(Beginning of Data provided)

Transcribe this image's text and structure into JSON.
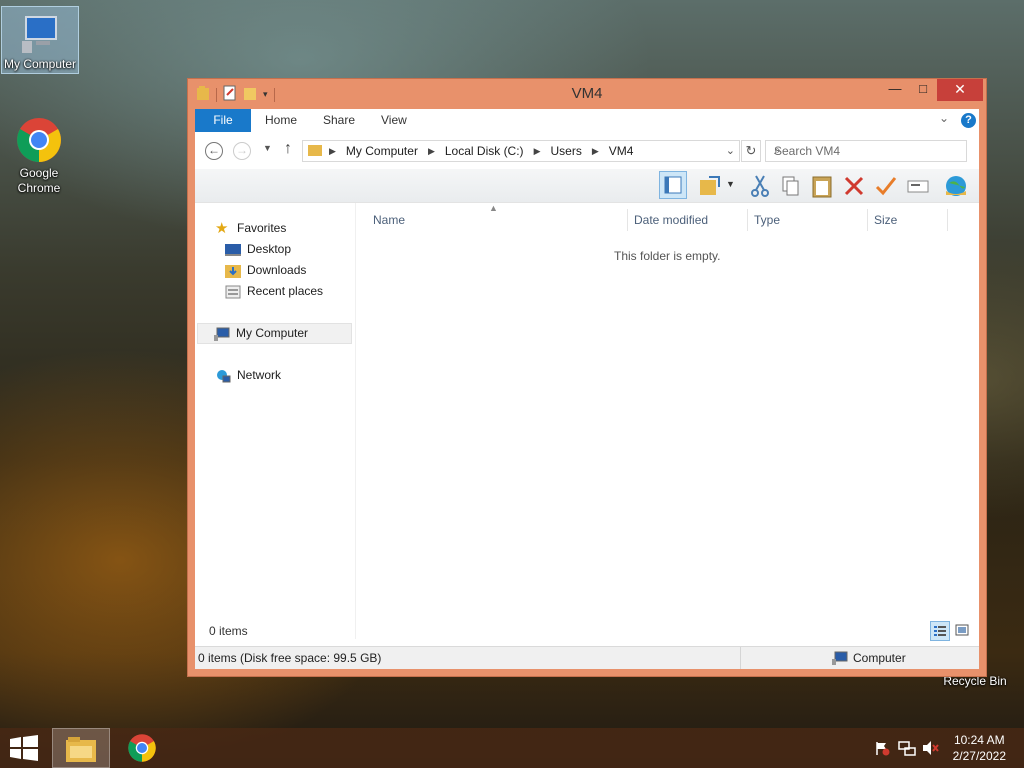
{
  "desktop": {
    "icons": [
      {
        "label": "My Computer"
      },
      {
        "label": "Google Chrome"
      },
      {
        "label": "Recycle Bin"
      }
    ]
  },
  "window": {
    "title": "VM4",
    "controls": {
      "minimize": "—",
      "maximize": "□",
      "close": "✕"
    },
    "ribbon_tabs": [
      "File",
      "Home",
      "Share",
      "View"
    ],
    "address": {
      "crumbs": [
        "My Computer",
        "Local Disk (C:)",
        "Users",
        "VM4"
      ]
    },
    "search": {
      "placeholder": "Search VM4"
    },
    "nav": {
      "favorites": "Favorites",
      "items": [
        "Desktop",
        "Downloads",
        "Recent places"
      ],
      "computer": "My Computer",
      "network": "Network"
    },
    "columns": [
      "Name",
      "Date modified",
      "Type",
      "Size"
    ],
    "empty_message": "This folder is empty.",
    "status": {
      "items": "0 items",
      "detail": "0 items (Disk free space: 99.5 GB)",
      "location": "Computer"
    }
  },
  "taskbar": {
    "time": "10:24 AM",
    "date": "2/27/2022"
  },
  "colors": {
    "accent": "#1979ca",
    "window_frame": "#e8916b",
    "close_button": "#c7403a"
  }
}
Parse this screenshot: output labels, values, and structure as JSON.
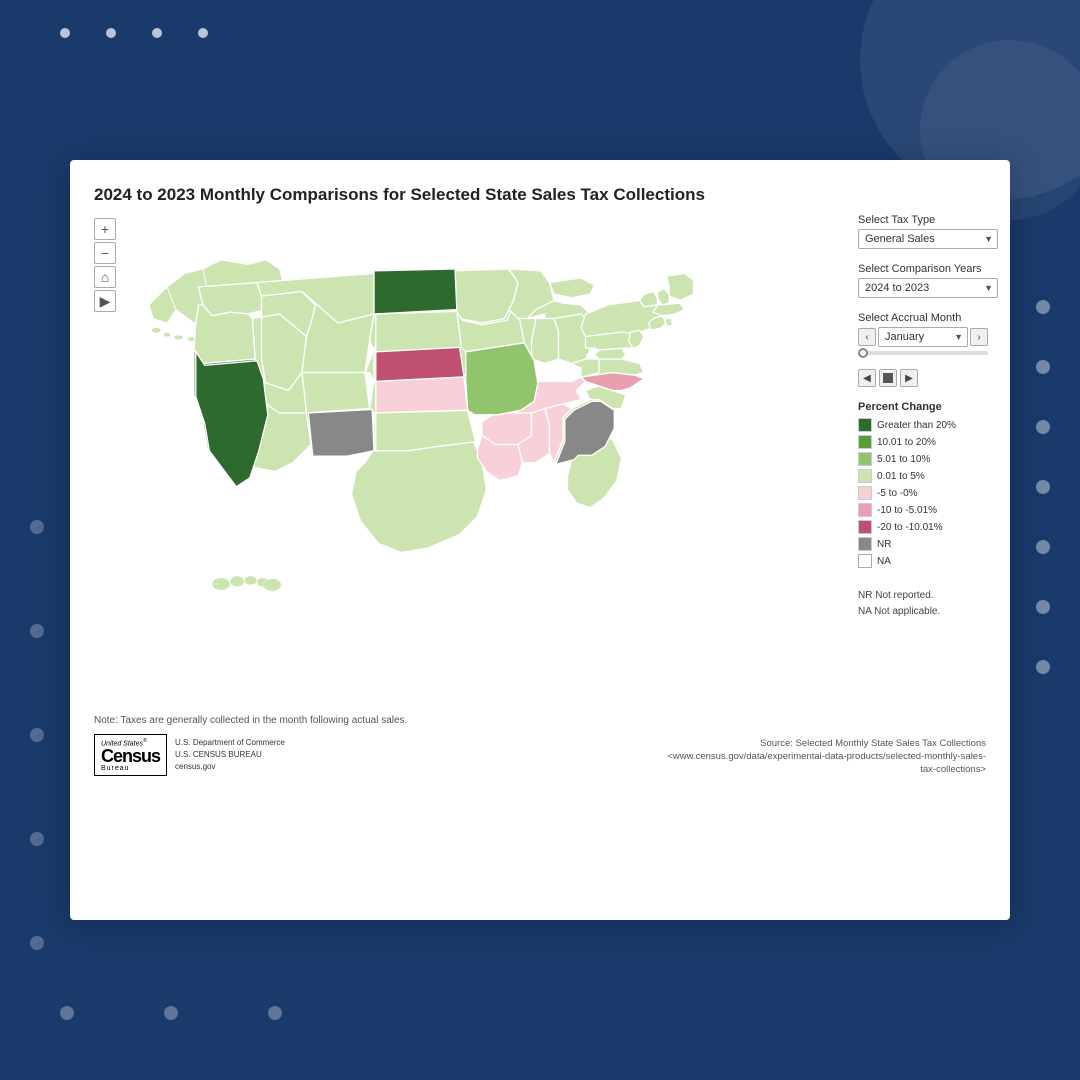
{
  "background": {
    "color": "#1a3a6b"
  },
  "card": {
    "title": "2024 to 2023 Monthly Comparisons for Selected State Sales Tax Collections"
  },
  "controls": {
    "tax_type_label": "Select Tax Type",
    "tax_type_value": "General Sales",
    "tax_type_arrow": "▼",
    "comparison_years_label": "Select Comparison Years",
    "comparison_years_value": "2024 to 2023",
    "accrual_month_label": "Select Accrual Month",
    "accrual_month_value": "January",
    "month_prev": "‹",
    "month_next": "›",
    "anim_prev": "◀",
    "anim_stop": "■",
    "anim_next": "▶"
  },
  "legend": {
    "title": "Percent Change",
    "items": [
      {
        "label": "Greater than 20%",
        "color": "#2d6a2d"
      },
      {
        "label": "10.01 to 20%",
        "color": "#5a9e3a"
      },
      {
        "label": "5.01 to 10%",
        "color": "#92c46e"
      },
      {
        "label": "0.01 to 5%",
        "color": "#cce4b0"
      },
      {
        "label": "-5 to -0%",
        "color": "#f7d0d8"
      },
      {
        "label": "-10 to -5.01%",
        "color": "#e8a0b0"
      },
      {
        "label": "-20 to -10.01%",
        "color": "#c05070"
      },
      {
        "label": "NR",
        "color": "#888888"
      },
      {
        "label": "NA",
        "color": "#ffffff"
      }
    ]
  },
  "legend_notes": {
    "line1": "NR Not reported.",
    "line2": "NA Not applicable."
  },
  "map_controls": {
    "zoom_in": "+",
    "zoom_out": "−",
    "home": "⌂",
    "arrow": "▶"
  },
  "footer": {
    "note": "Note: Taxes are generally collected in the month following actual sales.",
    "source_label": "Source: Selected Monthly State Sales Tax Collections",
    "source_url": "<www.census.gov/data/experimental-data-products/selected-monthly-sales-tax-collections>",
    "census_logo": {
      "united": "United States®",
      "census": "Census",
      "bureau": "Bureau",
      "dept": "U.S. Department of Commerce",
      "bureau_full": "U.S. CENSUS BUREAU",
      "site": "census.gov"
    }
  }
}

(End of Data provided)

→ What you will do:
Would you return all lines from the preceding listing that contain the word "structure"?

→ Written response:
Transcribe this image's text and structure into JSON.
Parse this screenshot: output labels, values, and structure as JSON.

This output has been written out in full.